Material provided:
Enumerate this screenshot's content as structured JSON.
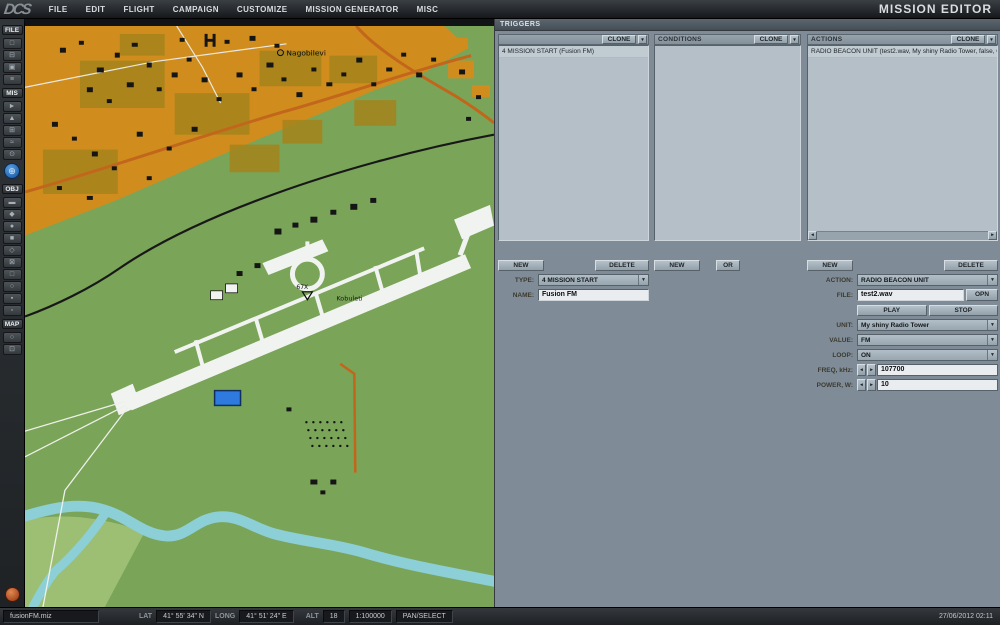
{
  "colors": {
    "panel_bg": "#7f8c98",
    "list_bg": "#b5bfc7",
    "button_face": "#a4b1bb",
    "title_bar": "#4d565e",
    "map_green": "#7aa458",
    "map_urban": "#d08d1e",
    "map_water": "#8ccfd6",
    "map_road_orange": "#c2661c",
    "runway_white": "#f1f3f1",
    "selection_blue": "#2e7ade",
    "statusbar_bg": "#26292d"
  },
  "icons": {
    "dropdown": "▼",
    "left": "◂",
    "right": "▸",
    "scroll": "▾"
  },
  "app": {
    "logo": "DCS",
    "title": "MISSION EDITOR",
    "menus": [
      "FILE",
      "EDIT",
      "FLIGHT",
      "CAMPAIGN",
      "CUSTOMIZE",
      "MISSION GENERATOR",
      "MISC"
    ]
  },
  "toolbar": {
    "items": [
      {
        "text": "FILE"
      },
      {
        "glyph": "□"
      },
      {
        "glyph": "⊟"
      },
      {
        "glyph": "▣"
      },
      {
        "glyph": "≡"
      },
      {
        "text": "MIS"
      },
      {
        "glyph": "►"
      },
      {
        "glyph": "▲"
      },
      {
        "glyph": "⊞"
      },
      {
        "glyph": "≈"
      },
      {
        "glyph": "⊙"
      },
      {
        "glyph": "⊕"
      },
      {
        "text": "OBJ"
      },
      {
        "glyph": "▬"
      },
      {
        "glyph": "◆"
      },
      {
        "glyph": "●"
      },
      {
        "glyph": "■"
      },
      {
        "glyph": "◇"
      },
      {
        "glyph": "⊠"
      },
      {
        "glyph": "□"
      },
      {
        "glyph": "○"
      },
      {
        "glyph": "▪"
      },
      {
        "glyph": "▫"
      },
      {
        "text": "MAP"
      },
      {
        "glyph": "○"
      },
      {
        "glyph": "⊡"
      }
    ]
  },
  "map": {
    "labels": {
      "town": "Nagobilevi",
      "airfield": "Kobuleti",
      "tacan": "67X"
    }
  },
  "panel": {
    "title": "TRIGGERS",
    "conditions_header": "CONDITIONS",
    "actions_header": "ACTIONS",
    "clone_label": "CLONE",
    "new_label": "NEW",
    "delete_label": "DELETE",
    "or_label": "OR",
    "trigger_item": "4 MISSION START (Fusion FM)",
    "action_item": "RADIO BEACON UNIT (test2.wav, My shiny Radio Tower, false, O",
    "fields": {
      "type_label": "TYPE:",
      "type_value": "4 MISSION START",
      "name_label": "NAME:",
      "name_value": "Fusion FM",
      "action_label": "ACTION:",
      "action_value": "RADIO BEACON UNIT",
      "file_label": "FILE:",
      "file_value": "test2.wav",
      "open_label": "OPN",
      "play_label": "PLAY",
      "stop_label": "STOP",
      "unit_label": "UNIT:",
      "unit_value": "My shiny Radio Tower",
      "value_label": "VALUE:",
      "value_value": "FM",
      "loop_label": "LOOP:",
      "loop_value": "ON",
      "freq_label": "FREQ, kHz:",
      "freq_value": "107700",
      "power_label": "POWER, W:",
      "power_value": "10"
    }
  },
  "statusbar": {
    "filename": "fusionFM.miz",
    "lat_label": "LAT",
    "lat_value": "41° 55' 34\" N",
    "long_label": "LONG",
    "long_value": "41° 51' 24\" E",
    "alt_label": "ALT",
    "alt_value": "18",
    "scale": "1:100000",
    "mode": "PAN/SELECT",
    "datetime": "27/06/2012 02:11"
  }
}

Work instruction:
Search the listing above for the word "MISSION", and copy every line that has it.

Response:
    "title": "MISSION EDITOR",
      "MISSION GENERATOR",
    "trigger_item": "4 MISSION START (Fusion FM)",
      "type_value": "4 MISSION START",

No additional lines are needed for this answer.